Rufino Caniz has started his welding training and we have a plan for the type of courses and training that ICC will supply him with while he is here.   We hope to teach him how to weld, some basic electrical skills, mechanical maintenance skills, plumbing, and small engine maintenance.  It seems like a lot to cover in three months but it can be done.  I need to get started on my pictures and project work.  We hope to develop some projects that could help raise some money for the coffee dryer project.  I am probably going to be at Landscape and Garden Days and sell some of the stuff I have made over the years.  I need to get rid of things anyway and this is a good cause to use the money for.    I just need to get in to the routine of writing and taking pictures, like I did when I was in Xian.  One thing good about working on a coffee project, I have no excuse for being tired.  Caffeine.

Sunday, August 14, 2011

Welding equipment

I have bought some welding equipment for Rufino Caniz, the visiting professor from Guatemala.

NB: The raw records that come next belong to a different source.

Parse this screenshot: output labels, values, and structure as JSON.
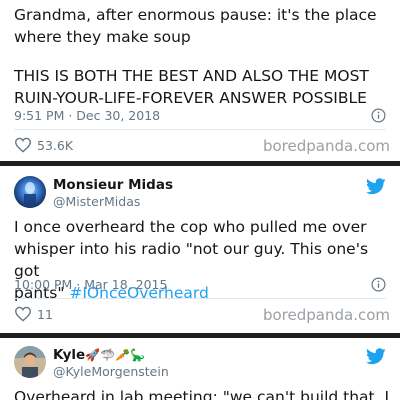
{
  "tweet1": {
    "text_line1": "Grandma, after enormous pause: it's the place",
    "text_line2": "where they make soup",
    "caps_line1": "THIS IS BOTH THE BEST AND ALSO THE MOST",
    "caps_line2": "RUIN-YOUR-LIFE-FOREVER ANSWER POSSIBLE",
    "timestamp": "9:51 PM · Dec 30, 2018",
    "likes": "53.6K",
    "watermark": "boredpanda.com"
  },
  "tweet2": {
    "name": "Monsieur Midas",
    "handle": "@MisterMidas",
    "text_line1": "I once overheard the cop who pulled me over",
    "text_line2": "whisper into his radio \"not our guy. This one's got",
    "text_line3_prefix": "pants\" ",
    "hashtag": "#IOnceOverheard",
    "timestamp": "10:00 PM · Mar 18, 2015",
    "likes": "11",
    "watermark": "boredpanda.com"
  },
  "tweet3": {
    "name": "Kyle",
    "name_emojis": "🚀🦈🥕🦕",
    "handle": "@KyleMorgenstein",
    "text_line1": "Overheard in lab meeting: \"we can't build that. I"
  },
  "icons": {
    "info": "info-icon",
    "heart": "heart-icon",
    "twitter": "twitter-bird-icon"
  },
  "colors": {
    "twitter_blue": "#1da1f2",
    "meta_gray": "#657786",
    "separator": "#1f1f1f"
  }
}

Tools of the trade.  I still need to get a welding bag and some other hand tools and a four inch hand grinder.  But he does have enough to start and I will get him a good welding jacket that fits, later on.  Rufino is at ICC to help with the development of the solar coffee bean dryer and to learn skills that he can take back to Guatemala and teach others.  I will be working with him and will be the person to do the introductions to the other instructors that he will take classes from. He should arrive on campus on Wednesday, probably for the faculty dinner.

Saturday, August 13, 2011

New blog first post

Since I will be working on the development of a solar coffee bean dryer for Guatemala, I decided to start a blog about the process.  I find writing a blog to be helpful to me to stay focused and to get things done.  As a friend of mine said to me in China when he wanted me to enter a beer drinking contest, "Do it for your blog."  I did and I won.  So I will be keeping track of what I am doing and what others are doing as we work towards our goal of trying to dry coffee beans in a more environmentally friendly way.  I am also going to try and post some of what I am doing on my QQ blog, so my Chinese students will know what I am doing and hopefully be able to practice their English skills.  The project is really international.

This project should be very interesting.  I have made several good contacts with instructors at Illinois Central College and we should have several working models to test this fall.  I have one just about done and will start on another very soon.  I hope to have some students that are interested in collecting data from the working models so we can have benchmark data to work with.  I will be taking two solar energy classes at ICC this fall semester and hope to learn a lot more about solar power.

I can always use some help on this project.  Feel free to volunteer.  Any help would be appreciated.  I could use ideas, information, the name of an organization to contact for funding, labor and just words of encouragement.  I will be able to be more specific as the weeks go by.  Right now we are just in the process of getting started and waiting for the fall semester to start so all the faculty are back on campus.   I plan to post pictures of the area and the people of Guatemala, our project, and the people involved so people can see what we are doing.  I also will post information about the different types of driers we are testing so people can see what we are doing, offer suggestions, or start on their own solar drier to see if they can do a better one.   Time to go to work.   I need to finish my mini-grant for ICC to see if I can get some type of funding.